Task brief:
Word for word, print all of the entries below.

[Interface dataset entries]

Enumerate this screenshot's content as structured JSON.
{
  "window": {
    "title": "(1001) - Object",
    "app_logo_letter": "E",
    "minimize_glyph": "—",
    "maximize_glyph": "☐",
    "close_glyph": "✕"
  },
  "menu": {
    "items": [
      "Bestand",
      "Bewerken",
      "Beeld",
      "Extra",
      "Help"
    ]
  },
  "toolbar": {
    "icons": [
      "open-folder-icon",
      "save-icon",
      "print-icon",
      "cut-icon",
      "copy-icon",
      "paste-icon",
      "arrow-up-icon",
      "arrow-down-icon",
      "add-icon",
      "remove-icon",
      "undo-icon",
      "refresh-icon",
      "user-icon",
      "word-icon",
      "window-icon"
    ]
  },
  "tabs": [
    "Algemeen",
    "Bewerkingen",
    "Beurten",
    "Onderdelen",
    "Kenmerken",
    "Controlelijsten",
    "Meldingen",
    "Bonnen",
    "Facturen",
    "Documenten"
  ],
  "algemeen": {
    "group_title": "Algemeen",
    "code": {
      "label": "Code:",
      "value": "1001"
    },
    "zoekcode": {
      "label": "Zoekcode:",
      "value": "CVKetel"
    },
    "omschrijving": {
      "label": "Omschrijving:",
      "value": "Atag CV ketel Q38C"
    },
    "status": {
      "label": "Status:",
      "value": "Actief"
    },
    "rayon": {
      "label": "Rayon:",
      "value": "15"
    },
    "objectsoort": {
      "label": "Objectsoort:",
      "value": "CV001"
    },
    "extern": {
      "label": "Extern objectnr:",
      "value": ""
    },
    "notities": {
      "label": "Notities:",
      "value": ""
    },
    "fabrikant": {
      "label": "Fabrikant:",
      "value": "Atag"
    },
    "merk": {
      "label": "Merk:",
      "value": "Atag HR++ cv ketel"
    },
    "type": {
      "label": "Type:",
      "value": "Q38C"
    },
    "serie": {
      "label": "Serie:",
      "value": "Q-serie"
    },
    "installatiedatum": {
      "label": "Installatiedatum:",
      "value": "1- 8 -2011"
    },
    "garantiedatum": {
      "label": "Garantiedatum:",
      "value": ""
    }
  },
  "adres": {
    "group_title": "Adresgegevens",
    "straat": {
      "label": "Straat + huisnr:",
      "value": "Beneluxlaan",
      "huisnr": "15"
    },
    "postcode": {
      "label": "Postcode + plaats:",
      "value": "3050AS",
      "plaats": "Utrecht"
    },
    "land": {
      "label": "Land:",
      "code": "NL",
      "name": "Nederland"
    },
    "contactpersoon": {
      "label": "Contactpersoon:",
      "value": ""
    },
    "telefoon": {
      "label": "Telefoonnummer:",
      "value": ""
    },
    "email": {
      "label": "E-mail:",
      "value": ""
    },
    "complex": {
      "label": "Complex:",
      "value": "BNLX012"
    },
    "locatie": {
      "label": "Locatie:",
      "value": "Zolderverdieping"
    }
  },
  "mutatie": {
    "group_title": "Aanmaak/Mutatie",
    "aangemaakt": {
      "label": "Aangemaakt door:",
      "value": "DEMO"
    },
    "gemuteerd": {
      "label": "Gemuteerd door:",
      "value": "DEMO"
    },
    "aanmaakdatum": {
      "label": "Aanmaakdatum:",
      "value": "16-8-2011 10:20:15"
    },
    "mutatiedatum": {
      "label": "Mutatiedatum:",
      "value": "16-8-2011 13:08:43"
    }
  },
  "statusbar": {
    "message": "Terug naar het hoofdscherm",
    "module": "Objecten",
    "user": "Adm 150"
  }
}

Output below:
Enumerate this screenshot's content as structured JSON.
{
  "window": {
    "title": "(1001) - Object",
    "app_logo_letter": "E",
    "minimize_glyph": "—",
    "maximize_glyph": "☐",
    "close_glyph": "✕"
  },
  "menu": {
    "items": [
      "Bestand",
      "Bewerken",
      "Beeld",
      "Extra",
      "Help"
    ]
  },
  "toolbar": {
    "icons": [
      "open-folder-icon",
      "save-icon",
      "print-icon",
      "cut-icon",
      "copy-icon",
      "paste-icon",
      "arrow-up-icon",
      "arrow-down-icon",
      "add-icon",
      "remove-icon",
      "undo-icon",
      "refresh-icon",
      "user-icon",
      "word-icon",
      "window-icon"
    ]
  },
  "tabs": [
    "Algemeen",
    "Bewerkingen",
    "Beurten",
    "Onderdelen",
    "Kenmerken",
    "Controlelijsten",
    "Meldingen",
    "Bonnen",
    "Facturen",
    "Documenten"
  ],
  "algemeen": {
    "group_title": "Algemeen",
    "code": {
      "label": "Code:",
      "value": "1001"
    },
    "zoekcode": {
      "label": "Zoekcode:",
      "value": "CVKetel"
    },
    "omschrijving": {
      "label": "Omschrijving:",
      "value": "Atag CV ketel Q38C"
    },
    "status": {
      "label": "Status:",
      "value": "Actief"
    },
    "rayon": {
      "label": "Rayon:",
      "value": "15"
    },
    "objectsoort": {
      "label": "Objectsoort:",
      "value": "CV001"
    },
    "extern": {
      "label": "Extern objectnr:",
      "value": ""
    },
    "notities": {
      "label": "Notities:",
      "value": ""
    },
    "fabrikant": {
      "label": "Fabrikant:",
      "value": "Atag"
    },
    "merk": {
      "label": "Merk:",
      "value": "Atag HR++ cv ketel"
    },
    "type": {
      "label": "Type:",
      "value": "Q38C"
    },
    "serie": {
      "label": "Serie:",
      "value": "Q-serie"
    },
    "installatiedatum": {
      "label": "Installatiedatum:",
      "value": "1- 8 -2011"
    },
    "garantiedatum": {
      "label": "Garantiedatum:",
      "value": ""
    }
  },
  "adres": {
    "group_title": "Adresgegevens",
    "straat": {
      "label": "Straat + huisnr:",
      "value": "Beneluxlaan",
      "huisnr": "15"
    },
    "postcode": {
      "label": "Postcode + plaats:",
      "value": "3050AS",
      "plaats": "Utrecht"
    },
    "land": {
      "label": "Land:",
      "code": "NL",
      "name": "Nederland"
    },
    "contactpersoon": {
      "label": "Contactpersoon:",
      "value": ""
    },
    "telefoon": {
      "label": "Telefoonnummer:",
      "value": ""
    },
    "email": {
      "label": "E-mail:",
      "value": ""
    },
    "complex": {
      "label": "Complex:",
      "value": "BNLX012"
    },
    "locatie": {
      "label": "Locatie:",
      "value": "Zolderverdieping"
    }
  },
  "mutatie": {
    "group_title": "Aanmaak/Mutatie",
    "aangemaakt": {
      "label": "Aangemaakt door:",
      "value": "DEMO"
    },
    "gemuteerd": {
      "label": "Gemuteerd door:",
      "value": "DEMO"
    },
    "aanmaakdatum": {
      "label": "Aanmaakdatum:",
      "value": "16-8-2011 10:20:15"
    },
    "mutatiedatum": {
      "label": "Mutatiedatum:",
      "value": "16-8-2011 13:08:43"
    }
  },
  "statusbar": {
    "message": "Terug naar het hoofdscherm",
    "module": "Objecten",
    "user": "Adm 150"
  }
}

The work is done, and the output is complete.